WHAT NEEDS TO BE DONE: Copy every line of the records below that holds the word "JSON".
*** THE INPUT ***
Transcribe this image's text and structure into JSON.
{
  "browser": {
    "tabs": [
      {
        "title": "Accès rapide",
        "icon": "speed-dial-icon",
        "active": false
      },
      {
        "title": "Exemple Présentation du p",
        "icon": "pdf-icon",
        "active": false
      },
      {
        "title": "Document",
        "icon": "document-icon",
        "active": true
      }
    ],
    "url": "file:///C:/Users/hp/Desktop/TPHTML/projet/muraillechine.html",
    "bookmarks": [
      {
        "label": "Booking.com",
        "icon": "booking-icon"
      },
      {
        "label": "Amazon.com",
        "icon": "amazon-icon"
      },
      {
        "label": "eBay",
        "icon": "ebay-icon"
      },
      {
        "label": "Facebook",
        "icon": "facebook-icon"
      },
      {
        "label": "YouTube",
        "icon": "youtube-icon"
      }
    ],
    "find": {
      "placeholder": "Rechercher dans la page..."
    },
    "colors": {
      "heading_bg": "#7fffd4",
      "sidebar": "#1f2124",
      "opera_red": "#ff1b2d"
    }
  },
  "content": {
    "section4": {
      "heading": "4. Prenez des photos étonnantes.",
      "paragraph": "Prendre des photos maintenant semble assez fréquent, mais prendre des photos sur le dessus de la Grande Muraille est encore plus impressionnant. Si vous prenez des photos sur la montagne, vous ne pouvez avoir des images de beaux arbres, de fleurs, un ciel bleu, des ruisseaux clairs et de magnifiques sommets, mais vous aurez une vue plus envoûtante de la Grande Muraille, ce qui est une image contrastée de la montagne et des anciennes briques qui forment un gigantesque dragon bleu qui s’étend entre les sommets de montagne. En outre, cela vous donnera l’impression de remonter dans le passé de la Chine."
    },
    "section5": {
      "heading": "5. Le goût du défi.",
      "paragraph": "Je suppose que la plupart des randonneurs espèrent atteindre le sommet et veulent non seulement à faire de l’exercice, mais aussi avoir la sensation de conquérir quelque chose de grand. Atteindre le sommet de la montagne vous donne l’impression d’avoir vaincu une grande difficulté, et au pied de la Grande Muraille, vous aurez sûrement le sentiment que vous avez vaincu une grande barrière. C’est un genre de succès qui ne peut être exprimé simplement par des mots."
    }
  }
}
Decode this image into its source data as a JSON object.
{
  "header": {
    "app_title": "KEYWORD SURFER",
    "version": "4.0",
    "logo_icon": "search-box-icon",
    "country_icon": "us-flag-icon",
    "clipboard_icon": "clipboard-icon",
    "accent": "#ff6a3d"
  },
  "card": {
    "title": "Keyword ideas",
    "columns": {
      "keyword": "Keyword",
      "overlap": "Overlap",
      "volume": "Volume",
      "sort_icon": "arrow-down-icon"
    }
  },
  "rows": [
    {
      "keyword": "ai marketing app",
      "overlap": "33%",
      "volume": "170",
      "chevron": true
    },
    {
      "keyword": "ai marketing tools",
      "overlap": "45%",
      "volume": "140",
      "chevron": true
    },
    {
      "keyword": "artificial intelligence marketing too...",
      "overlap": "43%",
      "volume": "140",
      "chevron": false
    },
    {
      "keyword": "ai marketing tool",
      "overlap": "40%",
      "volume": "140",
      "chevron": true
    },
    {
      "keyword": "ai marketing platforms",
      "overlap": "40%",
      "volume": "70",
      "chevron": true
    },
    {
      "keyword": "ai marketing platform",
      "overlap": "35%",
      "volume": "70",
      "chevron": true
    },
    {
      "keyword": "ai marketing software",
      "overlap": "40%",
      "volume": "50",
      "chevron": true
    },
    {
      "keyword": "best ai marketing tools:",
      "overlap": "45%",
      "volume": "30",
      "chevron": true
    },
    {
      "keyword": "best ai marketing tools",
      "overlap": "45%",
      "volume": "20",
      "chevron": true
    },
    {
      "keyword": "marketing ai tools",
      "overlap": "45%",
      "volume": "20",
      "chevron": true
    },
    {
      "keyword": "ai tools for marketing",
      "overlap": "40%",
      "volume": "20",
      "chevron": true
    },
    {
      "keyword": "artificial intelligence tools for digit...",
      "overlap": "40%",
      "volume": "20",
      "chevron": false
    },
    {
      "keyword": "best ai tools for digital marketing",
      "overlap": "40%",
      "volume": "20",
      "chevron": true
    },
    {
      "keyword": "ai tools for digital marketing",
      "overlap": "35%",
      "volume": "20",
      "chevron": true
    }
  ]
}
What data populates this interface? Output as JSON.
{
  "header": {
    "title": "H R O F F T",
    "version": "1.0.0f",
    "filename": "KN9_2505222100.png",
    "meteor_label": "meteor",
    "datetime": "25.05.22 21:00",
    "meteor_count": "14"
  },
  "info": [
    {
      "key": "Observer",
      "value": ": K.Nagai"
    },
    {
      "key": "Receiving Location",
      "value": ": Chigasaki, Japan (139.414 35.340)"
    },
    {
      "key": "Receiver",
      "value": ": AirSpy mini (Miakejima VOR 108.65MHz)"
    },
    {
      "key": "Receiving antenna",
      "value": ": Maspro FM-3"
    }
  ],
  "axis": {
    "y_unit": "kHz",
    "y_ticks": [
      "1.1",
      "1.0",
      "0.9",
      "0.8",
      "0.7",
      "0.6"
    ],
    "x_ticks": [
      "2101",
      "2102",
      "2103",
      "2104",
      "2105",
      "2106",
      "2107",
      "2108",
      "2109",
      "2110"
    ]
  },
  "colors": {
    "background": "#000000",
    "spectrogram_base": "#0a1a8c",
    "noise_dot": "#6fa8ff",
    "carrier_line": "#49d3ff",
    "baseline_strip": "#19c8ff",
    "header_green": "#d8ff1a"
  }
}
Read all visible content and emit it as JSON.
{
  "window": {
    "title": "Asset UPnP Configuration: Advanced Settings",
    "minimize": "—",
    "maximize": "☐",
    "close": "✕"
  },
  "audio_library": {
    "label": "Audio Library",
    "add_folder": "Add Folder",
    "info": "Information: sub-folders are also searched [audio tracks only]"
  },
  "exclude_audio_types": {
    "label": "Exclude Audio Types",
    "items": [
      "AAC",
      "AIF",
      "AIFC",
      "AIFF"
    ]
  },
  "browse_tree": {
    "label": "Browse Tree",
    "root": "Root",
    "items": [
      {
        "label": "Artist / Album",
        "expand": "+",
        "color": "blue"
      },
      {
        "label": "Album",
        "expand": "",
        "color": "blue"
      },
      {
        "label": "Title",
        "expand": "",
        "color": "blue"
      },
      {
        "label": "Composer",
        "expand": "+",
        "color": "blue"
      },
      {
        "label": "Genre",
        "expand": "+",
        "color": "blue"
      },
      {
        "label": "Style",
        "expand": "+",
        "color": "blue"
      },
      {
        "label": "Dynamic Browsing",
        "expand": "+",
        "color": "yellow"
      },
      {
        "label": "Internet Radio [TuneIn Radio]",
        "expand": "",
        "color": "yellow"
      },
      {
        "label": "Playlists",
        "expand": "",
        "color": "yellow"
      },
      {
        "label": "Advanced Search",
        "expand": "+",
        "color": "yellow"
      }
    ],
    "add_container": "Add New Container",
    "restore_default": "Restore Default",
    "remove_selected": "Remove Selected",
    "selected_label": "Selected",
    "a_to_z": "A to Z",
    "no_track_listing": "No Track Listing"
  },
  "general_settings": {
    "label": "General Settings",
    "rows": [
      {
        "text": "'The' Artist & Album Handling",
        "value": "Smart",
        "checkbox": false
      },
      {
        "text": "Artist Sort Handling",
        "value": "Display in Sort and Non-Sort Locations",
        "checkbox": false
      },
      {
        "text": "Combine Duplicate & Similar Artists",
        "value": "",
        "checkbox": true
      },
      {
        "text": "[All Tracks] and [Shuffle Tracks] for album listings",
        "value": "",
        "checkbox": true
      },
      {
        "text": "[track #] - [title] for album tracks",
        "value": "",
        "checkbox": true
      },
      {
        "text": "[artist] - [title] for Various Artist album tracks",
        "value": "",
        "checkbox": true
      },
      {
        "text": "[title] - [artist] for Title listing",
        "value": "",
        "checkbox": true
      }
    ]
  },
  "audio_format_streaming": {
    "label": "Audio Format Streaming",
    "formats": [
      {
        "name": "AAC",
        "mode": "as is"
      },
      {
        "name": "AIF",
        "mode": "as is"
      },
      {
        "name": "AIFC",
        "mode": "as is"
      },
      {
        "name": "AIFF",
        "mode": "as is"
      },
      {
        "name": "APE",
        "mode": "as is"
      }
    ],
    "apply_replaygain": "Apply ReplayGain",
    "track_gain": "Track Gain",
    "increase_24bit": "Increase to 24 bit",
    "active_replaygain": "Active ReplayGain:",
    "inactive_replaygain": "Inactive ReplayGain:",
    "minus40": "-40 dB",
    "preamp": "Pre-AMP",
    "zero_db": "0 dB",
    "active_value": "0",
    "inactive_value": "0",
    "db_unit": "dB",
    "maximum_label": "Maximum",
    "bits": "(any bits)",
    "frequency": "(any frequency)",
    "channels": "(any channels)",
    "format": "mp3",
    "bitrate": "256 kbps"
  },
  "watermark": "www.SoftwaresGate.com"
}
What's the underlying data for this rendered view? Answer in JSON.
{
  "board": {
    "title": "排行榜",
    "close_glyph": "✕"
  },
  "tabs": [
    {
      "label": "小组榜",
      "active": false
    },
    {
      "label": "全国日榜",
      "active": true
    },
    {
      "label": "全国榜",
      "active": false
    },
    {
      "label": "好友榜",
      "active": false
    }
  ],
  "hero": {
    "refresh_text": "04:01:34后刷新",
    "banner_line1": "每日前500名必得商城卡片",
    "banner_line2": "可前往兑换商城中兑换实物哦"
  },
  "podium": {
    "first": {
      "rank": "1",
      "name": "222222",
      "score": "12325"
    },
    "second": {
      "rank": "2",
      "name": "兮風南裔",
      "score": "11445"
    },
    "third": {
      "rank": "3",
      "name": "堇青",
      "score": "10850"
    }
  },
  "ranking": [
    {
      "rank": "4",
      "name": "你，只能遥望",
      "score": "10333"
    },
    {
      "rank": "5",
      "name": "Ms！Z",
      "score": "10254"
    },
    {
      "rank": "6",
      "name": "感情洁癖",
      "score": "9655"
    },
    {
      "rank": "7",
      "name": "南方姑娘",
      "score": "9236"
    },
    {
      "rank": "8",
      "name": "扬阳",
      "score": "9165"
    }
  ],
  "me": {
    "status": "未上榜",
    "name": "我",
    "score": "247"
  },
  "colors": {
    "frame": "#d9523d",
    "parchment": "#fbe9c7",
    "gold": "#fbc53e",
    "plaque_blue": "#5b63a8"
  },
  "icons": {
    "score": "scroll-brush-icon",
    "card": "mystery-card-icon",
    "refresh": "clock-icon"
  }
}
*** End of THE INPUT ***
OUTPUT OF THE EXERCISE:
Transcribe this image's text and structure into JSON.
Decode this image into its source data as a JSON object.
What data populates this interface? Output as JSON.
Read all visible content and emit it as JSON.
What's the underlying data for this rendered view? Answer in JSON.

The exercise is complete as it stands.